Launch Windows Explorer and navigate to your Windows directory. In this directory is 'SysWOW64'. Go into this folder and find a directory named GWX. Right click on this folder and choose the "Take Ownership" option that is installed by the registry tweak. A Command prompt window will appear for a few seconds and then disappear. If no problems occurred, you should be able to delete the GWX folder. Empty the trash can when it finishes.

Now, navigate to Windows\System32\Tasks\Microsoft\Windows\Setup. In this folder you should see a directory for tasks to update GWX. This is what causes that popup to reappear over and over. Using the "Take Ownership" item again, take ownership of the GWX directory and then delete the contents. Empty the trash can when it finishes.

Prevent GWX from Returning

I don't want to keep having to go through this process, but I may find that the GWX virus keeps showing up. We will need to remain vigilant about this. It seems that Microsoft doesn't really hide or ignore this particular update and it comes across as an important update every time. If you have automatic updates, you will need to disable them and manually choose which ones to install.

The HowToGeek article mentions adding a registry entry to disable updates of GWX. I've added this entry and it doesn't seem to work. But, if you'd like to do this, here is a Registry Tweak for a shortcut.


Now you can reboot your PC. After rebooting, log back in as the administrator account. Let all the services start up (i.e. you stop hearing the hard drive grinding).

  • Confirm that the "Get Windows 10" popup doesn't show in the notification panel.
  • Start Task Manager and ensure that GWX.exe isn't running.
  • From the Start Menu search for "Task Scheduler" and confirm that there are no GWX items in Microsoft->Windows->Setup
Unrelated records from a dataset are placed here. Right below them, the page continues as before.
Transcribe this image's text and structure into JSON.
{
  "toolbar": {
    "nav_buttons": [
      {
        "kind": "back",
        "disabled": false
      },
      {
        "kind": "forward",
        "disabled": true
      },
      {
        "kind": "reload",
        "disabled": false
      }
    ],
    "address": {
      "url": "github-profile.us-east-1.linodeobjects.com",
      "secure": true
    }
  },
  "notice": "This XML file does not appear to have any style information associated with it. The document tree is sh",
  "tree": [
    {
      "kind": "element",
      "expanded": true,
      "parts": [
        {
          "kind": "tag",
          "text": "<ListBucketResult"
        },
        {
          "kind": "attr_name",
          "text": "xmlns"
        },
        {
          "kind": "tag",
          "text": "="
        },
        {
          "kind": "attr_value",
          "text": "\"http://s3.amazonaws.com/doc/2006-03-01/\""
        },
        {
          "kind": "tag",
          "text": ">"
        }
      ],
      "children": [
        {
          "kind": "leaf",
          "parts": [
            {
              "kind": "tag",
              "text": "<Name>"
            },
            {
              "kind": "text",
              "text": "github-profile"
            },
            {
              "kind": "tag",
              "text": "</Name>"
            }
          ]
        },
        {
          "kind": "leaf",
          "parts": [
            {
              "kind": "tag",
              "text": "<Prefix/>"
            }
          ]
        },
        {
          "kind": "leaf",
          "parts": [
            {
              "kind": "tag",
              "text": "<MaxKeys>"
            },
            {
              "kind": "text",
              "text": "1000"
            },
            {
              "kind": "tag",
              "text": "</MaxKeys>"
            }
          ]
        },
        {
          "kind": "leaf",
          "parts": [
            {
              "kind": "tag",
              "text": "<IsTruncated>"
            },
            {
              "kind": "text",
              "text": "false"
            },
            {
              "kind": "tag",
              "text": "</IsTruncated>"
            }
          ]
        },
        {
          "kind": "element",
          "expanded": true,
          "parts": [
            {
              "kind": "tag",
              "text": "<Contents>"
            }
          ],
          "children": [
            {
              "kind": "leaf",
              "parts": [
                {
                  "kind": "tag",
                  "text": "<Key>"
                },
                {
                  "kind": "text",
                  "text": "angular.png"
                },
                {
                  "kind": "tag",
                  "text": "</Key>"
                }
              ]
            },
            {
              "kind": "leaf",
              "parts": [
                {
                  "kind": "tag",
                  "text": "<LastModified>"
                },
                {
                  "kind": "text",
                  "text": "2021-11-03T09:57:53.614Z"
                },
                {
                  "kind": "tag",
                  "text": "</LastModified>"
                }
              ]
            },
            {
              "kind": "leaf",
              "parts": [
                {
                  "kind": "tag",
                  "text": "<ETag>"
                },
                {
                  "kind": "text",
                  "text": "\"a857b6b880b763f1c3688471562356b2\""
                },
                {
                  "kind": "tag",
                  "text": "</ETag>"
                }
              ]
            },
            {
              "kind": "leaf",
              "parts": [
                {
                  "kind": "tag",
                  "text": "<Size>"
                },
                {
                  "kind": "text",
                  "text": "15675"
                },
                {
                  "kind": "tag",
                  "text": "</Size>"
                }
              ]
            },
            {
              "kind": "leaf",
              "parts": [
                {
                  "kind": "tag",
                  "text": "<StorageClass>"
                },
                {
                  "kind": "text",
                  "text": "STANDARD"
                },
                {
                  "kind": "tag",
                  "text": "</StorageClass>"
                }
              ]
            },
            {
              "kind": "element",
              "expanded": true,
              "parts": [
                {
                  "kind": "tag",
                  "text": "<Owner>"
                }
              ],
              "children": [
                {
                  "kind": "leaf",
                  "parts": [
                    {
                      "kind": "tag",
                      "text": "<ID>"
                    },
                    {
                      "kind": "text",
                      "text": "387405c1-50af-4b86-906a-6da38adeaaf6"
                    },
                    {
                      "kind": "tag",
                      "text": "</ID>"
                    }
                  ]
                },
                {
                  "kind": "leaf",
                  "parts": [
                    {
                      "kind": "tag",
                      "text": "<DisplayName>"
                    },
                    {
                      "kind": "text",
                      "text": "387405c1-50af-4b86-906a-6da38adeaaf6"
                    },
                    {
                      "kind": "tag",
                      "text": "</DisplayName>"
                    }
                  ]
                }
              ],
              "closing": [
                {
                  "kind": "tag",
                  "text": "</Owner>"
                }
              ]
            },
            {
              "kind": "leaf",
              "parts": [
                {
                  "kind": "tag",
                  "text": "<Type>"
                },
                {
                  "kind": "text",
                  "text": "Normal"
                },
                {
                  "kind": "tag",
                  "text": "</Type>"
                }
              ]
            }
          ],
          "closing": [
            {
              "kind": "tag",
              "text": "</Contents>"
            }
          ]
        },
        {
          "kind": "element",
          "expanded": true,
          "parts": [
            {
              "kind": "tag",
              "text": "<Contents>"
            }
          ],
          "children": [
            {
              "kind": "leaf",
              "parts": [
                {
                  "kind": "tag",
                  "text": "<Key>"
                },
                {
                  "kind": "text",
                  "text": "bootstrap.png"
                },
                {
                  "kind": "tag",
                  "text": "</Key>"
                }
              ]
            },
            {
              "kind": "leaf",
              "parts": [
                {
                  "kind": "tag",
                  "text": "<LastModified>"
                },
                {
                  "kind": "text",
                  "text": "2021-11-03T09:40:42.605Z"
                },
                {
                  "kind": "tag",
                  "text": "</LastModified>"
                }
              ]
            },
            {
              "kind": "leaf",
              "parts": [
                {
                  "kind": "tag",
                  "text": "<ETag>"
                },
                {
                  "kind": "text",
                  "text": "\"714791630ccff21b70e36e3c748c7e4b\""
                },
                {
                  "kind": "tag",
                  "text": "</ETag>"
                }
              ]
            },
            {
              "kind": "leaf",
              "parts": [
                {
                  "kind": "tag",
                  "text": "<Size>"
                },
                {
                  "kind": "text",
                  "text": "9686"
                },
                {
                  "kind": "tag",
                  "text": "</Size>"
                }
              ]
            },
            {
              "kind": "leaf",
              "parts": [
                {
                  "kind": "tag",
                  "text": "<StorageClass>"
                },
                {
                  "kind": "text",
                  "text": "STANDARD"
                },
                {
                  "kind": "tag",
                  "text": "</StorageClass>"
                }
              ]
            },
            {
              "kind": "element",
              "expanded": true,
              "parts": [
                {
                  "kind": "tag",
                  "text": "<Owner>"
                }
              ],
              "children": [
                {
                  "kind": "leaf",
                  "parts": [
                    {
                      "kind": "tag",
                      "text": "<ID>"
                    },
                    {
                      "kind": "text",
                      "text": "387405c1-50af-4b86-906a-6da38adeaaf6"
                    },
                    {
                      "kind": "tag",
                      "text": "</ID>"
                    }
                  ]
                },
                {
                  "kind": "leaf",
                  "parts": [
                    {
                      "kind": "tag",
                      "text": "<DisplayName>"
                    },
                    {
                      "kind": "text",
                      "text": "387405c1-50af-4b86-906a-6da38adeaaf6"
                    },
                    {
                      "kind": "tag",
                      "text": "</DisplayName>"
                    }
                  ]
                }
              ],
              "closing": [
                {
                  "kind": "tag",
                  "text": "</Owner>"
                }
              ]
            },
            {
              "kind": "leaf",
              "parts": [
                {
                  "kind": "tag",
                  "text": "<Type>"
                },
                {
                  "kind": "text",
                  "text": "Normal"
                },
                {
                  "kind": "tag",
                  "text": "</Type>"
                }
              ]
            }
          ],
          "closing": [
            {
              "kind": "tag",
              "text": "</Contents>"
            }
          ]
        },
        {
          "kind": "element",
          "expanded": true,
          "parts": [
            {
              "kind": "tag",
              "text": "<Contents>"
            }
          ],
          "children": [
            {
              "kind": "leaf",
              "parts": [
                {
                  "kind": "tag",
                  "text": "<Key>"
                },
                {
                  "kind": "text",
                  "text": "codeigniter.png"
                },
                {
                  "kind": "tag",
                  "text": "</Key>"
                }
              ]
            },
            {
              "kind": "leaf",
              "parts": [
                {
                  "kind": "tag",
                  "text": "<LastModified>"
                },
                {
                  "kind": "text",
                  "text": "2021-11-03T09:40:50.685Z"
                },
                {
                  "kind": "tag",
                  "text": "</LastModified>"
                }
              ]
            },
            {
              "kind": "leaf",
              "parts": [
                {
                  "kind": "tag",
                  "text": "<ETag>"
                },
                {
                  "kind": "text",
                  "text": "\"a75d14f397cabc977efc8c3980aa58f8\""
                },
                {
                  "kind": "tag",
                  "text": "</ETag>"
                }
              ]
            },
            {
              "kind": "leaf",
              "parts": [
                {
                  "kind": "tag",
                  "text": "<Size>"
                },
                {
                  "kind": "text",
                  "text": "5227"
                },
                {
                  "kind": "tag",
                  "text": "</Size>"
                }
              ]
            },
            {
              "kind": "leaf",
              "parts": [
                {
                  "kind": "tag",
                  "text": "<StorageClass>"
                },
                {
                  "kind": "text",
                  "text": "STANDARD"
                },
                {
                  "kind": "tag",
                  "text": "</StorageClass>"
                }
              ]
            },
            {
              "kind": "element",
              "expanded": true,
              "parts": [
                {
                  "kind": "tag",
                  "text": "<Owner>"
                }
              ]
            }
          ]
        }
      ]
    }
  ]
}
Now, launch Windows Update. Let Windows figure out which updates are available. In the list, you will see that 3035583 is there and it's checked by default. Uncheck the update. Then, right click on the update and select "Hide Update" or "Ignore Update". Install any other updates.

Reboot your PC one more time. Again, login and let all the system services load. Wait a few minutes and then open Windows Update again. Hopefully, the update for 3035583 is hidden and you won't be constantly reminded to update.

Wrap up

To do this exercise, you lowered your security. You need to undo these changes so your PC isn't vulnerable.

  1. Remove the "Take Ownership" registry tweak by clicking the uninstall script that came in the ZIP file
  2. Make sure your local administrator account is either disabled or has a strong password
  3. Make sure your regular user account is not a local administrator
Good luck. Let me know if this works for you by tweeting to @ericc.


Thanks to these sites for their help and insight in getting this done.